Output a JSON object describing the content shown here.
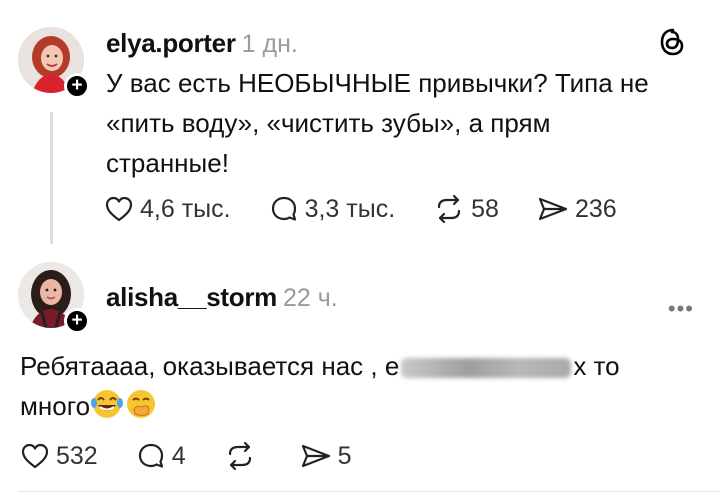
{
  "posts": [
    {
      "username": "elya.porter",
      "time": "1 дн.",
      "text_lines": [
        "У вас есть НЕОБЫЧНЫЕ привычки? Типа не",
        "«пить воду», «чистить зубы», а прям",
        "странные!"
      ],
      "likes": "4,6 тыс.",
      "replies": "3,3 тыс.",
      "reposts": "58",
      "shares": "236"
    },
    {
      "username": "alisha__storm",
      "time": "22 ч.",
      "text_line1_start": "Ребятаааа, оказывается нас , е",
      "text_line1_end": "х то",
      "text_line2": "много",
      "likes": "532",
      "replies": "4",
      "reposts": "",
      "shares": "5"
    }
  ],
  "icons": {
    "logo": "threads-logo-icon",
    "like": "heart-icon",
    "reply": "speech-bubble-icon",
    "repost": "repost-icon",
    "share": "paper-plane-icon",
    "more": "more-dots-icon",
    "follow": "plus-icon"
  },
  "colors": {
    "text": "#111111",
    "muted": "#9a9a9a",
    "thread_line": "#dcdcdc"
  }
}
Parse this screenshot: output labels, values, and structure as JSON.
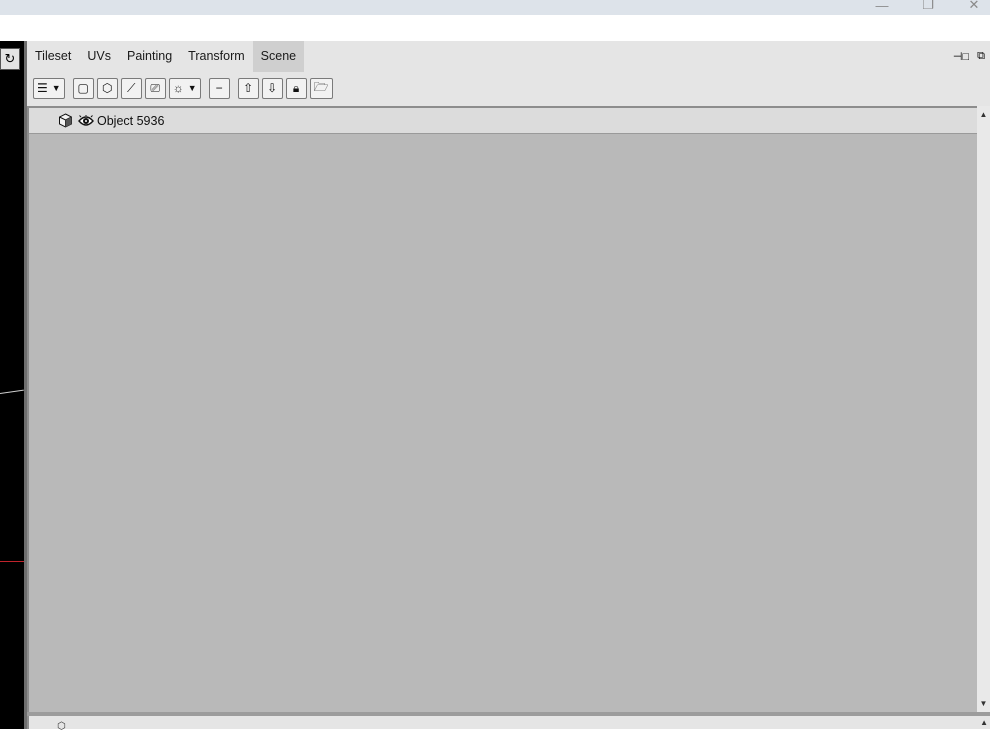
{
  "window": {
    "controls": [
      {
        "name": "minimize-button",
        "glyph": "—"
      },
      {
        "name": "maximize-button",
        "glyph": "❐"
      },
      {
        "name": "close-button",
        "glyph": "✕"
      }
    ]
  },
  "viewport": {
    "refresh_icon": "refresh-icon",
    "refresh_glyph": "↻"
  },
  "tabs": [
    {
      "label": "Tileset",
      "active": false
    },
    {
      "label": "UVs",
      "active": false
    },
    {
      "label": "Painting",
      "active": false
    },
    {
      "label": "Transform",
      "active": false
    },
    {
      "label": "Scene",
      "active": true
    }
  ],
  "dock": {
    "undock_glyph": "⊣□",
    "float_glyph": "⧉"
  },
  "toolbar": [
    {
      "name": "menu-dropdown-button",
      "icon": "hamburger-icon",
      "glyph": "☰",
      "dropdown": true
    },
    {
      "name": "new-shape-button",
      "icon": "shape-icon",
      "glyph": "▢",
      "dropdown": false
    },
    {
      "name": "new-object-button",
      "icon": "cube-icon",
      "glyph": "⬡",
      "dropdown": false
    },
    {
      "name": "new-bone-button",
      "icon": "bone-icon",
      "glyph": "⟋",
      "dropdown": false
    },
    {
      "name": "new-camera-button",
      "icon": "camera-icon",
      "glyph": "⎚",
      "dropdown": false
    },
    {
      "name": "new-light-dropdown-button",
      "icon": "light-icon",
      "glyph": "☼",
      "dropdown": true
    },
    {
      "name": "remove-button",
      "icon": "minus-icon",
      "glyph": "−",
      "dropdown": false
    },
    {
      "name": "move-up-button",
      "icon": "arrow-up-icon",
      "glyph": "⇧",
      "dropdown": false
    },
    {
      "name": "move-down-button",
      "icon": "arrow-down-icon",
      "glyph": "⇩",
      "dropdown": false
    },
    {
      "name": "lock-button",
      "icon": "lock-icon",
      "glyph": "🔒︎",
      "dropdown": false
    },
    {
      "name": "open-folder-button",
      "icon": "folder-icon",
      "glyph": "🗁",
      "dropdown": false
    }
  ],
  "scene": {
    "items": [
      {
        "label": "Object 5936",
        "type_icon": "cube-icon",
        "visibility_icon": "eye-icon"
      }
    ]
  },
  "colors": {
    "panel_bg": "#e5e5e5",
    "list_bg": "#b9b9b9",
    "active_tab": "#cfcfcf",
    "viewport_bg": "#000000",
    "axis_red": "#c0232b"
  }
}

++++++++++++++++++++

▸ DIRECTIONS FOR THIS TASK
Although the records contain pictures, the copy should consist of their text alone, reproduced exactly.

▸ RESULT FOR THIS EXERCISE
Output a JSON object describing the content shown here.
{
  "posts": [
    {
      "username": "elya.porter",
      "time": "1 дн.",
      "text_lines": [
        "У вас есть НЕОБЫЧНЫЕ привычки? Типа не",
        "«пить воду», «чистить зубы», а прям",
        "странные!"
      ],
      "likes": "4,6 тыс.",
      "replies": "3,3 тыс.",
      "reposts": "58",
      "shares": "236"
    },
    {
      "username": "alisha__storm",
      "time": "22 ч.",
      "text_line1_start": "Ребятаааа, оказывается нас , е",
      "text_line1_end": "х то",
      "text_line2": "много",
      "likes": "532",
      "replies": "4",
      "reposts": "",
      "shares": "5"
    }
  ],
  "icons": {
    "logo": "threads-logo-icon",
    "like": "heart-icon",
    "reply": "speech-bubble-icon",
    "repost": "repost-icon",
    "share": "paper-plane-icon",
    "more": "more-dots-icon",
    "follow": "plus-icon"
  },
  "colors": {
    "text": "#111111",
    "muted": "#9a9a9a",
    "thread_line": "#dcdcdc"
  }
}
Parse this screenshot: output labels, values, and structure as JSON.
{
  "window": {
    "controls": [
      {
        "name": "minimize-button",
        "glyph": "—"
      },
      {
        "name": "maximize-button",
        "glyph": "❐"
      },
      {
        "name": "close-button",
        "glyph": "✕"
      }
    ]
  },
  "viewport": {
    "refresh_icon": "refresh-icon",
    "refresh_glyph": "↻"
  },
  "tabs": [
    {
      "label": "Tileset",
      "active": false
    },
    {
      "label": "UVs",
      "active": false
    },
    {
      "label": "Painting",
      "active": false
    },
    {
      "label": "Transform",
      "active": false
    },
    {
      "label": "Scene",
      "active": true
    }
  ],
  "dock": {
    "undock_glyph": "⊣□",
    "float_glyph": "⧉"
  },
  "toolbar": [
    {
      "name": "menu-dropdown-button",
      "icon": "hamburger-icon",
      "glyph": "☰",
      "dropdown": true
    },
    {
      "name": "new-shape-button",
      "icon": "shape-icon",
      "glyph": "▢",
      "dropdown": false
    },
    {
      "name": "new-object-button",
      "icon": "cube-icon",
      "glyph": "⬡",
      "dropdown": false
    },
    {
      "name": "new-bone-button",
      "icon": "bone-icon",
      "glyph": "⟋",
      "dropdown": false
    },
    {
      "name": "new-camera-button",
      "icon": "camera-icon",
      "glyph": "⎚",
      "dropdown": false
    },
    {
      "name": "new-light-dropdown-button",
      "icon": "light-icon",
      "glyph": "☼",
      "dropdown": true
    },
    {
      "name": "remove-button",
      "icon": "minus-icon",
      "glyph": "−",
      "dropdown": false
    },
    {
      "name": "move-up-button",
      "icon": "arrow-up-icon",
      "glyph": "⇧",
      "dropdown": false
    },
    {
      "name": "move-down-button",
      "icon": "arrow-down-icon",
      "glyph": "⇩",
      "dropdown": false
    },
    {
      "name": "lock-button",
      "icon": "lock-icon",
      "glyph": "🔒︎",
      "dropdown": false
    },
    {
      "name": "open-folder-button",
      "icon": "folder-icon",
      "glyph": "🗁",
      "dropdown": false
    }
  ],
  "scene": {
    "items": [
      {
        "label": "Object 5936",
        "type_icon": "cube-icon",
        "visibility_icon": "eye-icon"
      }
    ]
  },
  "colors": {
    "panel_bg": "#e5e5e5",
    "list_bg": "#b9b9b9",
    "active_tab": "#cfcfcf",
    "viewport_bg": "#000000",
    "axis_red": "#c0232b"
  }
}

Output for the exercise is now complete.